• [What you are asked to do]: Determine how many lines of the listing contain the word "this". The reply is that number alone.

• [Provided material]:
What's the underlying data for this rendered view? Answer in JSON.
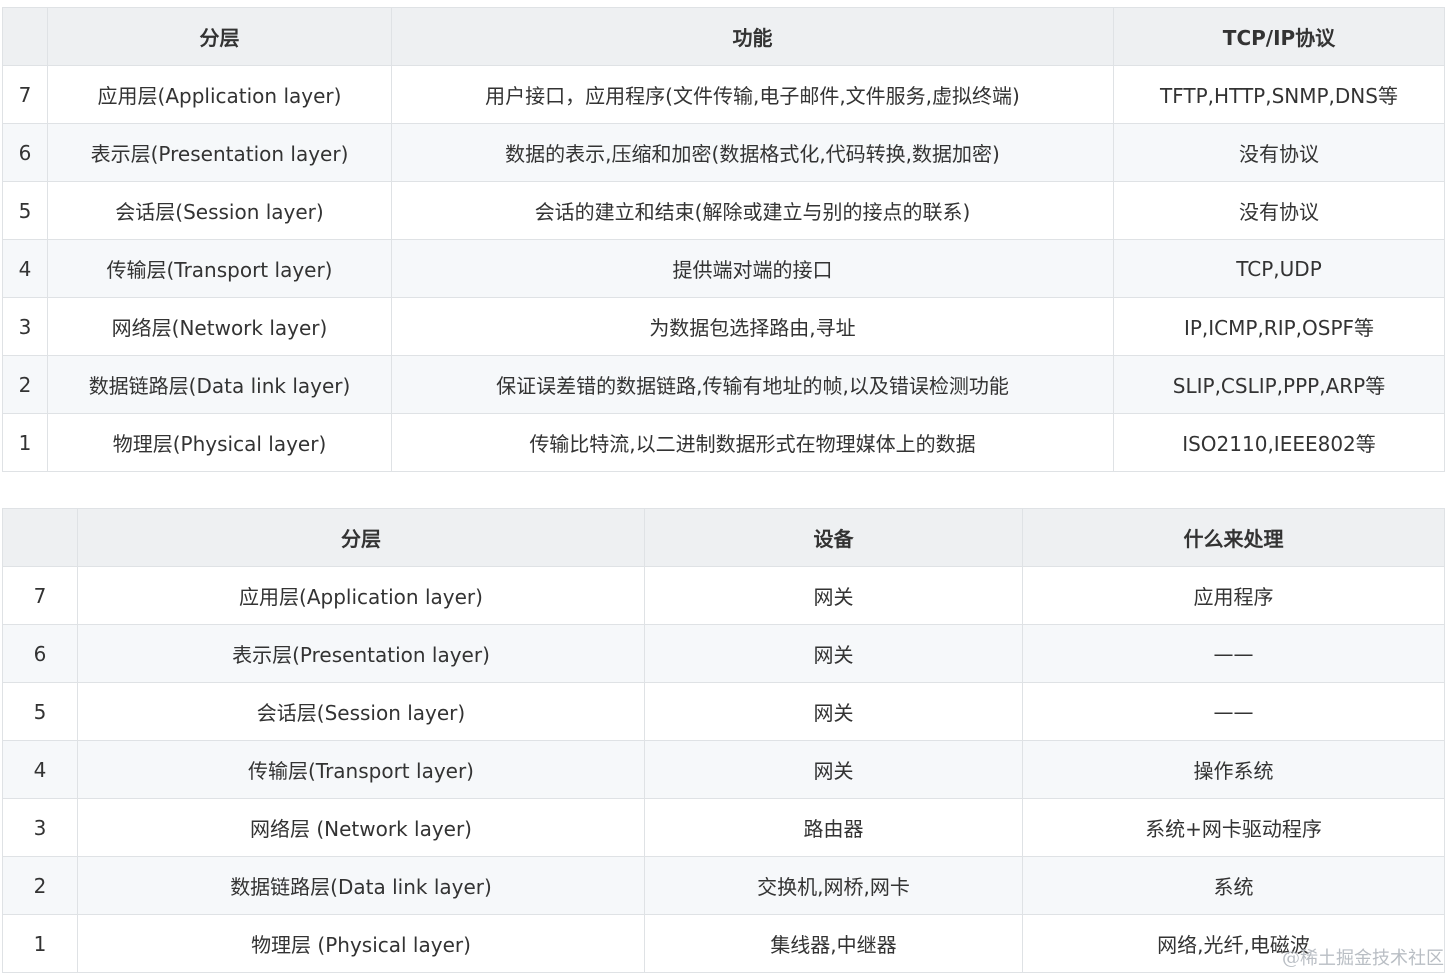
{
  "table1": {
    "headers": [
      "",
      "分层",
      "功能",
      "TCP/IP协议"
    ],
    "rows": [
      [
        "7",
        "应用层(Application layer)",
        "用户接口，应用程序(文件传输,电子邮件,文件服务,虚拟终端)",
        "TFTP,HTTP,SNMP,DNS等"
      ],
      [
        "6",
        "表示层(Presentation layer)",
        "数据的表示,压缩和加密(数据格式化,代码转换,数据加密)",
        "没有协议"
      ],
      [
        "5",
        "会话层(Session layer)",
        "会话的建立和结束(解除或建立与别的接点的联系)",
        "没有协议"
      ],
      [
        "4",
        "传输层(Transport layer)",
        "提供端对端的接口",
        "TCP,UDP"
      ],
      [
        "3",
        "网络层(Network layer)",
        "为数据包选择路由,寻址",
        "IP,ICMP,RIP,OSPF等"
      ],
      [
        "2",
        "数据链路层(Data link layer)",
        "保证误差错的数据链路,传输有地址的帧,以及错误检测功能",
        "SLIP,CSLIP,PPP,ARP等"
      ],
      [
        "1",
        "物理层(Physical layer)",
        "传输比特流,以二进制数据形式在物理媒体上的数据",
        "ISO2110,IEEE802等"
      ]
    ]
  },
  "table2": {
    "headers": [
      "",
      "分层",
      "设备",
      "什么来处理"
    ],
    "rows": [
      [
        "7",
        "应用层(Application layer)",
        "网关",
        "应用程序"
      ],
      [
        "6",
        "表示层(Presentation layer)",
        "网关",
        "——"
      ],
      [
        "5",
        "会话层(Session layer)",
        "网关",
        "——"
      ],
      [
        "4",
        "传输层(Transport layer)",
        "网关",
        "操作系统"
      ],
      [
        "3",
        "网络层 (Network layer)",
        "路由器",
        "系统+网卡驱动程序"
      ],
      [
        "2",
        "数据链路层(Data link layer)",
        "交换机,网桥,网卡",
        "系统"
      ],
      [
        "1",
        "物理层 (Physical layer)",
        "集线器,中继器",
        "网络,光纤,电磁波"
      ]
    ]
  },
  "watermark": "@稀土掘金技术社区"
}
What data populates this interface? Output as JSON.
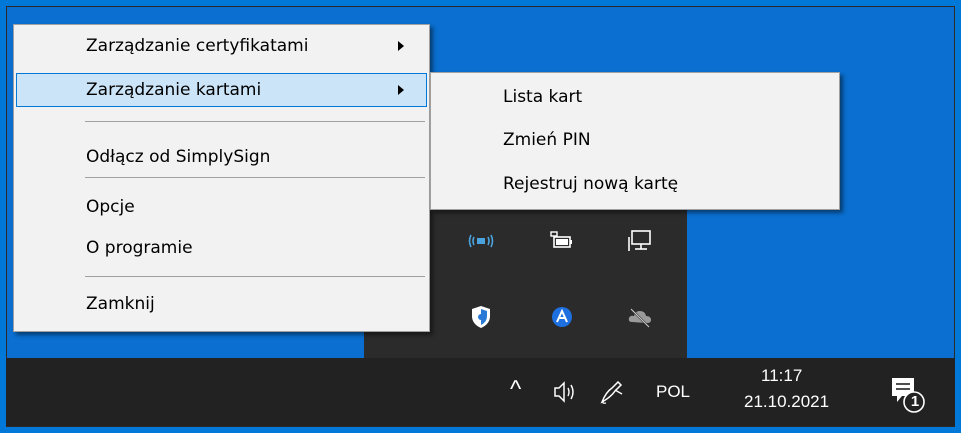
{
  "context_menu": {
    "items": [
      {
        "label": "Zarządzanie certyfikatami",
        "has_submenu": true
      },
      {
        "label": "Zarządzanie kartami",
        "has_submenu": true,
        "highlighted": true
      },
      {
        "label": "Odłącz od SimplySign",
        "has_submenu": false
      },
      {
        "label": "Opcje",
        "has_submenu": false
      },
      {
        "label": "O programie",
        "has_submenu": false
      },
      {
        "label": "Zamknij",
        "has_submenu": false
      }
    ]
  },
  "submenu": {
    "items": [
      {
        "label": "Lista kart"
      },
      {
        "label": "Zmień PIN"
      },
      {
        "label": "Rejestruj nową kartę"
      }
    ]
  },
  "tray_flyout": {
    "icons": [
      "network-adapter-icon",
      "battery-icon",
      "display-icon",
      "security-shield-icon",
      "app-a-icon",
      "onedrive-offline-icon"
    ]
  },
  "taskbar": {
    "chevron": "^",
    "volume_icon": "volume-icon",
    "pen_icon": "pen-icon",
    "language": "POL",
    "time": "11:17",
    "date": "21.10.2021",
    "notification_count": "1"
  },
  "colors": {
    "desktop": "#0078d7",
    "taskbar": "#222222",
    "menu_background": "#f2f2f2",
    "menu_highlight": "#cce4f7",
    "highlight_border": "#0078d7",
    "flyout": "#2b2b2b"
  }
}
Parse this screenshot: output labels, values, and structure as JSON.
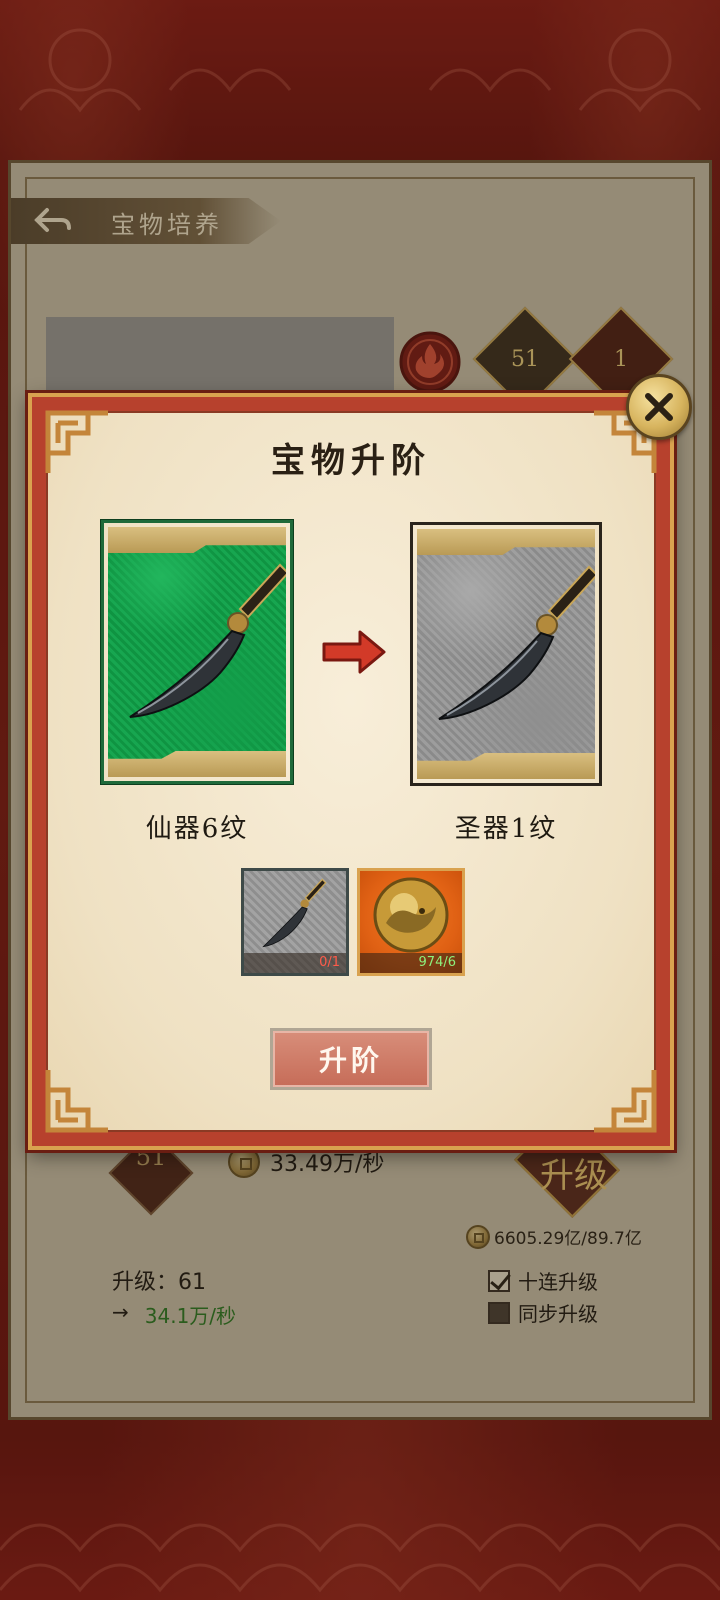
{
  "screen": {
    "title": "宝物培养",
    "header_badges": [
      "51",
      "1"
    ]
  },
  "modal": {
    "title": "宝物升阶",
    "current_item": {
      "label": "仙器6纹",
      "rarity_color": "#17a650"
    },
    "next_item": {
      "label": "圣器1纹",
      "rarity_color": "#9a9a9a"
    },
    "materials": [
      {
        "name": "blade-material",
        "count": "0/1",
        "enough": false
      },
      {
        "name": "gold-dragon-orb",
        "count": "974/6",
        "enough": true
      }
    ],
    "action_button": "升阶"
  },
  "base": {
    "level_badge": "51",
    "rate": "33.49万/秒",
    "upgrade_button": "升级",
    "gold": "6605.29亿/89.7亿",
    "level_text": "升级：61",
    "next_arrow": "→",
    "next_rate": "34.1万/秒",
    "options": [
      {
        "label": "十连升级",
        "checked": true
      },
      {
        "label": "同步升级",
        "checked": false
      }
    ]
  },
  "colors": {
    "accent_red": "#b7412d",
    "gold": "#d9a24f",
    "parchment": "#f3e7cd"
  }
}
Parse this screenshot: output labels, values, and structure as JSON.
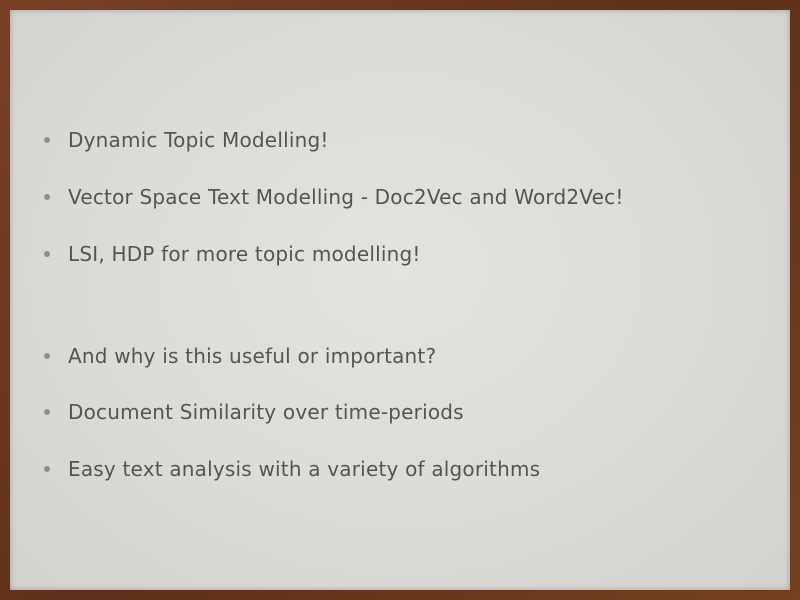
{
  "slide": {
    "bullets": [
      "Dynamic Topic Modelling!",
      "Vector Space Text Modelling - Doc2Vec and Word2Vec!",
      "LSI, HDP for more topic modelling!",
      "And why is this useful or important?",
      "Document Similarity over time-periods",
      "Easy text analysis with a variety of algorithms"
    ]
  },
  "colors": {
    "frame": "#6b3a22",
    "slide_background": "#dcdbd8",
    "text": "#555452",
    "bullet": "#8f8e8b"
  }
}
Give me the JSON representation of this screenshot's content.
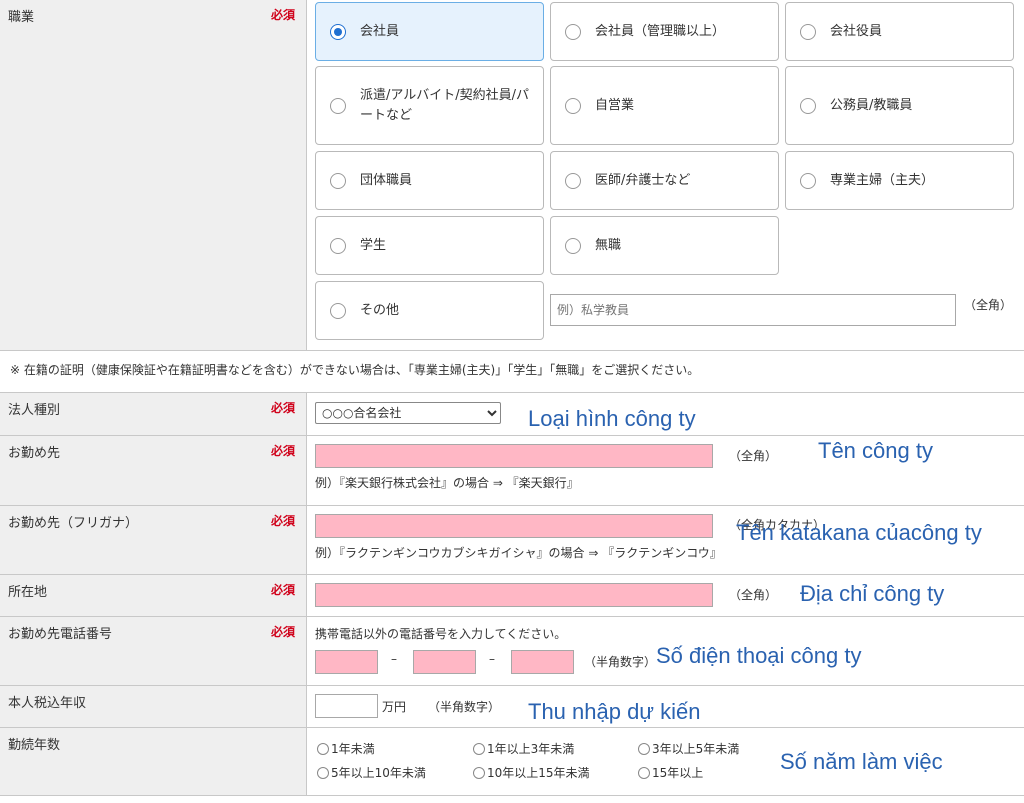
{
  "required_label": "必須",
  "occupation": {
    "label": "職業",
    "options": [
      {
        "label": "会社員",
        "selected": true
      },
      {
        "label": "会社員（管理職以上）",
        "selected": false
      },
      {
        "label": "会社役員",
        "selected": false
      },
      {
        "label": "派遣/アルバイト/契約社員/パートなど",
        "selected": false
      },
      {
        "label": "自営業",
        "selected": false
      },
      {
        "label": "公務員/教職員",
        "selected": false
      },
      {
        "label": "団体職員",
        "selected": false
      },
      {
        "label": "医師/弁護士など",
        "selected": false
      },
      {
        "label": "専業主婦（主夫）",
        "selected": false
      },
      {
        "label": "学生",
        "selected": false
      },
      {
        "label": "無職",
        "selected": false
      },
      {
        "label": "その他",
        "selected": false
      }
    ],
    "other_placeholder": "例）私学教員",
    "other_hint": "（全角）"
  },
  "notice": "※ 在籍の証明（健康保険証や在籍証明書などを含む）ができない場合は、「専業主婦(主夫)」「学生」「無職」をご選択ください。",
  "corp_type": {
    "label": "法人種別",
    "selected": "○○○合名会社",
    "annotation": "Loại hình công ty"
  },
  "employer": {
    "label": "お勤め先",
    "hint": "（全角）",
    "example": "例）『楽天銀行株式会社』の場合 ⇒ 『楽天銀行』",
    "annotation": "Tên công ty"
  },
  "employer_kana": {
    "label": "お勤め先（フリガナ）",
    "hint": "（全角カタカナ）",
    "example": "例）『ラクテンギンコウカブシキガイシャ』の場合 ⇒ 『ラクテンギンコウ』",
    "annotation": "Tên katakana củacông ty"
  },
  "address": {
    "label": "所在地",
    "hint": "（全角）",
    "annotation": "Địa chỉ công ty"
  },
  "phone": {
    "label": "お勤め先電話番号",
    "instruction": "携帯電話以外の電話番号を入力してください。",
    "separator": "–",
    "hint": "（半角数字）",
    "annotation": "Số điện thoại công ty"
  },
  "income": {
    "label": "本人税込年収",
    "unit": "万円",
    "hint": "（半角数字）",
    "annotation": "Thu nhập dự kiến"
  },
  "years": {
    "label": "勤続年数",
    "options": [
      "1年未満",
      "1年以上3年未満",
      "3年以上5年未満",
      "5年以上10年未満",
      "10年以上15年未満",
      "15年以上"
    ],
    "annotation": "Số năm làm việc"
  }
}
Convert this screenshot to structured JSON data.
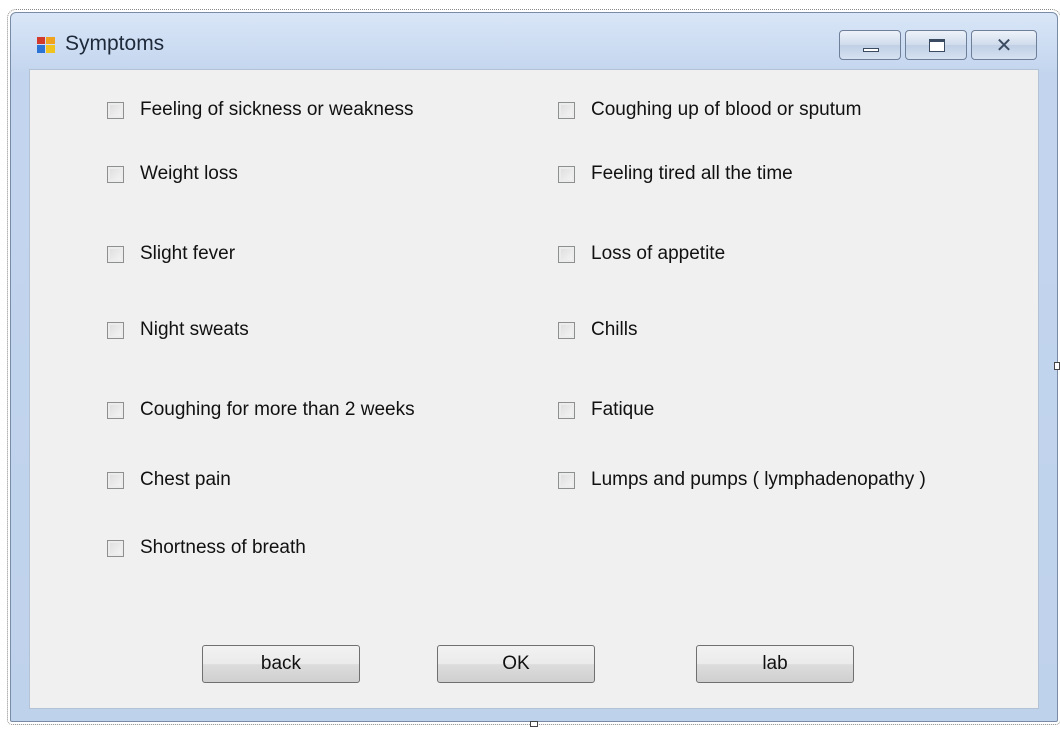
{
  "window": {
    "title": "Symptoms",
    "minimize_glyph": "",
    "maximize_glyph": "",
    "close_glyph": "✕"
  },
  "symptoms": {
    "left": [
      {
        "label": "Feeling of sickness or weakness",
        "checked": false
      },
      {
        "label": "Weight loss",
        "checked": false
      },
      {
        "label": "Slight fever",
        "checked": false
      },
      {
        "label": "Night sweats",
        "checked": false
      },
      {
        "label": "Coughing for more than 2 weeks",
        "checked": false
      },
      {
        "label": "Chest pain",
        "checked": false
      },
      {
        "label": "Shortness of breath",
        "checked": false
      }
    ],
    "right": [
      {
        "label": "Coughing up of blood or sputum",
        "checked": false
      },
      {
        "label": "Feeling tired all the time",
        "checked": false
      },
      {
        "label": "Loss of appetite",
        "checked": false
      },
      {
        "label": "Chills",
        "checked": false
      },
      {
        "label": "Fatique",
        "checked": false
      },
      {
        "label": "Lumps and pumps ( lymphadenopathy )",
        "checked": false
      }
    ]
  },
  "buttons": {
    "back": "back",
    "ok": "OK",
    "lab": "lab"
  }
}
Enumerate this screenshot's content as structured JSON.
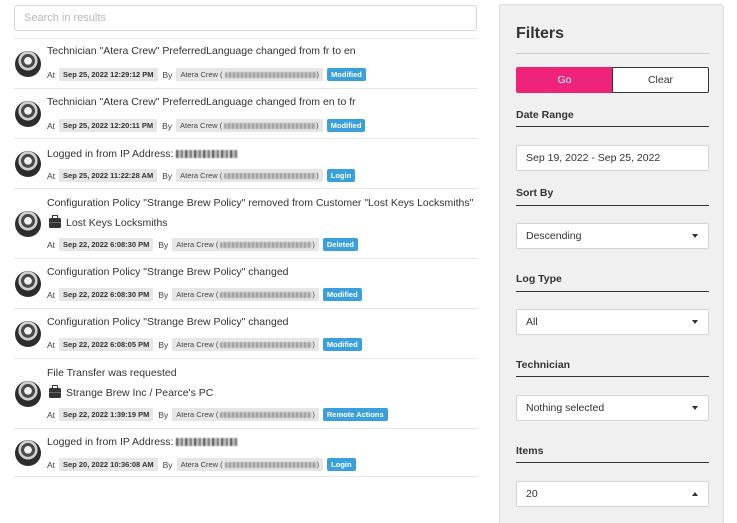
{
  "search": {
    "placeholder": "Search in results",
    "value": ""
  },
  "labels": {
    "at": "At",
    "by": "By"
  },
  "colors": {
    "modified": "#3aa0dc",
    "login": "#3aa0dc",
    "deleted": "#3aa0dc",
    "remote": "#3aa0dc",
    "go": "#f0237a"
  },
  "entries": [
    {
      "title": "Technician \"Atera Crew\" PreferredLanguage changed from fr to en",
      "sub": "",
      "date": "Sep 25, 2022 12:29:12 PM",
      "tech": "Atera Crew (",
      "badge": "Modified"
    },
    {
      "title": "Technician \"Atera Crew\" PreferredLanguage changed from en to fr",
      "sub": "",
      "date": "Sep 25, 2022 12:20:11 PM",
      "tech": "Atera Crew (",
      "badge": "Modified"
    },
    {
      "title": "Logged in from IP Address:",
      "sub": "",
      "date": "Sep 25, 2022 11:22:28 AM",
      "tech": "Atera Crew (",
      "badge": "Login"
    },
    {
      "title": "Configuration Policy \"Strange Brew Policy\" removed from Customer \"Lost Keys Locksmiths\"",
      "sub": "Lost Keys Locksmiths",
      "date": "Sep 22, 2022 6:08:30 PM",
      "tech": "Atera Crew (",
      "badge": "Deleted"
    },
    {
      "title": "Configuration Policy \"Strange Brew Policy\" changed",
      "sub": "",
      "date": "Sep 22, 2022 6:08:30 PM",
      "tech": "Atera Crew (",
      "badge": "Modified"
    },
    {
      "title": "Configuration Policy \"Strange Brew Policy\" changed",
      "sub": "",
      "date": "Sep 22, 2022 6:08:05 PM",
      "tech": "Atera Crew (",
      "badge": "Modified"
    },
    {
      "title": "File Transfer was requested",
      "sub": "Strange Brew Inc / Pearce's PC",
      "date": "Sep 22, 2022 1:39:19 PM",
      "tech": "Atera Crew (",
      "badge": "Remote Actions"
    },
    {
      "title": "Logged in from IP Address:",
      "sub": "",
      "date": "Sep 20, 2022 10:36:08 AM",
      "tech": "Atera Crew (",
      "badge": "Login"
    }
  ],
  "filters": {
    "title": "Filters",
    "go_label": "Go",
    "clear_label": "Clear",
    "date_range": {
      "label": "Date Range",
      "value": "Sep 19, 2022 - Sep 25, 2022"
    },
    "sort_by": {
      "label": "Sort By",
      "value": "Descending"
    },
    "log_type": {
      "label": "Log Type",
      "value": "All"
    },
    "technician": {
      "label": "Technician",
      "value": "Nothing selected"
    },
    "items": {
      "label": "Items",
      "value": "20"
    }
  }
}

• [Written response]: 8